### EXERCISE AIM
Exclude the pictures and reproduce the remaining data exactly as written.

- Opening Delimiter -

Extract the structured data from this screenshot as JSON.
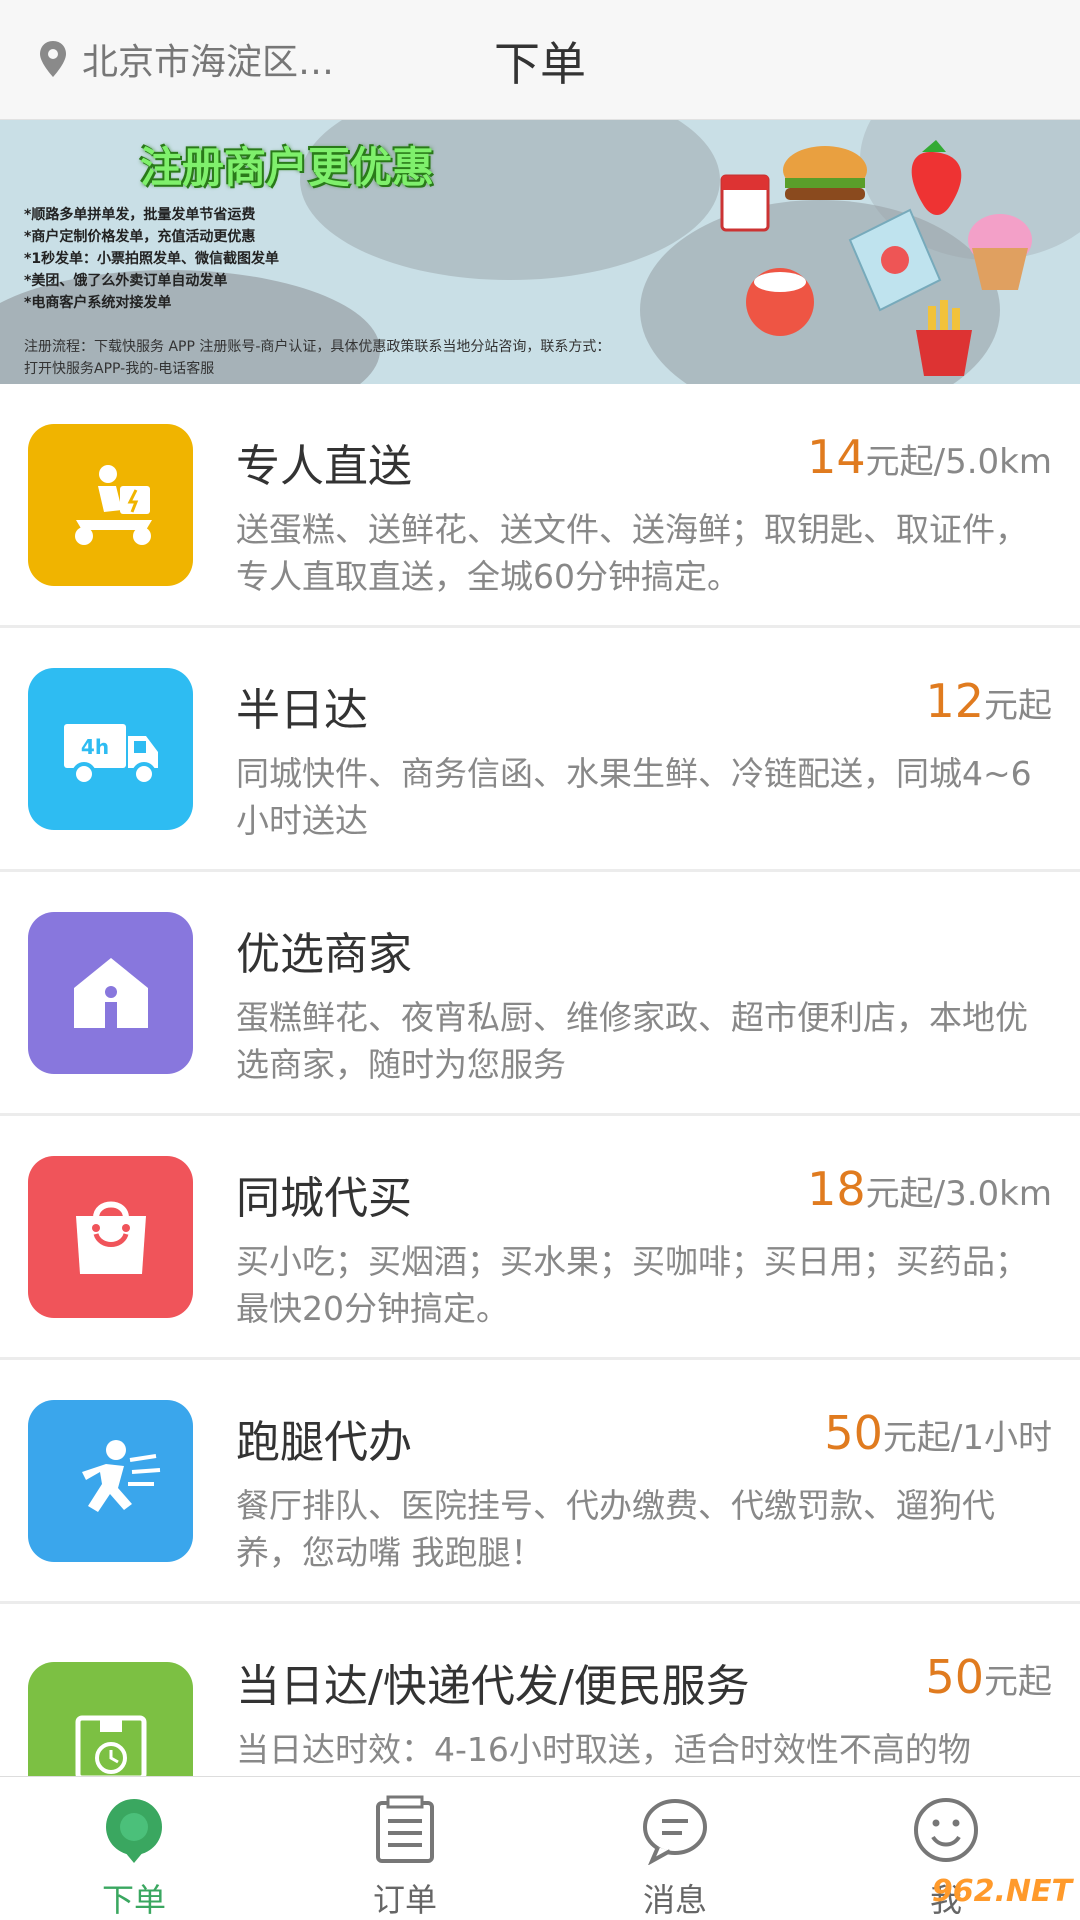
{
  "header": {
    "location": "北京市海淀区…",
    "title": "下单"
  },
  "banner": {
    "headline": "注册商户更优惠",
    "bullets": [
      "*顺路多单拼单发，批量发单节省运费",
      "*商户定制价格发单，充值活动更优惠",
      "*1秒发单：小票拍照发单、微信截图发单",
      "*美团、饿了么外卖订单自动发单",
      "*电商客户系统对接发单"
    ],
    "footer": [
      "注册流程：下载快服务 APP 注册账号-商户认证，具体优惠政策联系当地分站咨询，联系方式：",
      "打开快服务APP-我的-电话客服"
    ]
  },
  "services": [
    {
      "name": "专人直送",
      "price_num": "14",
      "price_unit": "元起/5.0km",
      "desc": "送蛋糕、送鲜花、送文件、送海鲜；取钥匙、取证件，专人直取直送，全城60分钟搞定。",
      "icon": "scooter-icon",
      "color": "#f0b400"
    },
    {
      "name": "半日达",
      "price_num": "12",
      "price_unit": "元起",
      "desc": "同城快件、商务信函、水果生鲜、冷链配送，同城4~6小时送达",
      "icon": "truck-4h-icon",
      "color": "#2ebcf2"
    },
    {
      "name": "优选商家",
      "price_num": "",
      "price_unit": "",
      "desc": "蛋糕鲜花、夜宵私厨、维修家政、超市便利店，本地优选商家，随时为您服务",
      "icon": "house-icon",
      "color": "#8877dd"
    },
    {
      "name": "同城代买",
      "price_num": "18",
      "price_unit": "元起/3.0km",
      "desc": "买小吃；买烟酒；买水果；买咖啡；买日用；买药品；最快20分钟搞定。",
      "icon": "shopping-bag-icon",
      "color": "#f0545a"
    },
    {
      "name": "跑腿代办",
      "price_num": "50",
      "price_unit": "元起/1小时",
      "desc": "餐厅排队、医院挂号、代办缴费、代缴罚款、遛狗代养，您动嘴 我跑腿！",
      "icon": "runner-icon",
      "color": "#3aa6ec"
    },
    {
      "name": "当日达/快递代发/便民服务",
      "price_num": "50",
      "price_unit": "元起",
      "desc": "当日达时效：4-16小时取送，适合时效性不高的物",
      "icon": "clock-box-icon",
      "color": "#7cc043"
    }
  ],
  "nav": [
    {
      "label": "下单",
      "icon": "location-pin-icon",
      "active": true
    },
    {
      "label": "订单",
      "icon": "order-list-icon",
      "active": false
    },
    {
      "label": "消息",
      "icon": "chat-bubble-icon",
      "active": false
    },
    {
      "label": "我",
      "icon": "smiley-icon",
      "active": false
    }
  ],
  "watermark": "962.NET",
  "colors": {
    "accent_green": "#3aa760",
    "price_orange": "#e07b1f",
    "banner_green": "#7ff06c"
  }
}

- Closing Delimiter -

### EXERCISE ANSWER
Extract the structured data from this screenshot as JSON.
{
  "header": {
    "location": "北京市海淀区…",
    "title": "下单"
  },
  "banner": {
    "headline": "注册商户更优惠",
    "bullets": [
      "*顺路多单拼单发，批量发单节省运费",
      "*商户定制价格发单，充值活动更优惠",
      "*1秒发单：小票拍照发单、微信截图发单",
      "*美团、饿了么外卖订单自动发单",
      "*电商客户系统对接发单"
    ],
    "footer": [
      "注册流程：下载快服务 APP 注册账号-商户认证，具体优惠政策联系当地分站咨询，联系方式：",
      "打开快服务APP-我的-电话客服"
    ]
  },
  "services": [
    {
      "name": "专人直送",
      "price_num": "14",
      "price_unit": "元起/5.0km",
      "desc": "送蛋糕、送鲜花、送文件、送海鲜；取钥匙、取证件，专人直取直送，全城60分钟搞定。",
      "icon": "scooter-icon",
      "color": "#f0b400"
    },
    {
      "name": "半日达",
      "price_num": "12",
      "price_unit": "元起",
      "desc": "同城快件、商务信函、水果生鲜、冷链配送，同城4~6小时送达",
      "icon": "truck-4h-icon",
      "color": "#2ebcf2"
    },
    {
      "name": "优选商家",
      "price_num": "",
      "price_unit": "",
      "desc": "蛋糕鲜花、夜宵私厨、维修家政、超市便利店，本地优选商家，随时为您服务",
      "icon": "house-icon",
      "color": "#8877dd"
    },
    {
      "name": "同城代买",
      "price_num": "18",
      "price_unit": "元起/3.0km",
      "desc": "买小吃；买烟酒；买水果；买咖啡；买日用；买药品；最快20分钟搞定。",
      "icon": "shopping-bag-icon",
      "color": "#f0545a"
    },
    {
      "name": "跑腿代办",
      "price_num": "50",
      "price_unit": "元起/1小时",
      "desc": "餐厅排队、医院挂号、代办缴费、代缴罚款、遛狗代养，您动嘴 我跑腿！",
      "icon": "runner-icon",
      "color": "#3aa6ec"
    },
    {
      "name": "当日达/快递代发/便民服务",
      "price_num": "50",
      "price_unit": "元起",
      "desc": "当日达时效：4-16小时取送，适合时效性不高的物",
      "icon": "clock-box-icon",
      "color": "#7cc043"
    }
  ],
  "nav": [
    {
      "label": "下单",
      "icon": "location-pin-icon",
      "active": true
    },
    {
      "label": "订单",
      "icon": "order-list-icon",
      "active": false
    },
    {
      "label": "消息",
      "icon": "chat-bubble-icon",
      "active": false
    },
    {
      "label": "我",
      "icon": "smiley-icon",
      "active": false
    }
  ],
  "watermark": "962.NET",
  "colors": {
    "accent_green": "#3aa760",
    "price_orange": "#e07b1f",
    "banner_green": "#7ff06c"
  }
}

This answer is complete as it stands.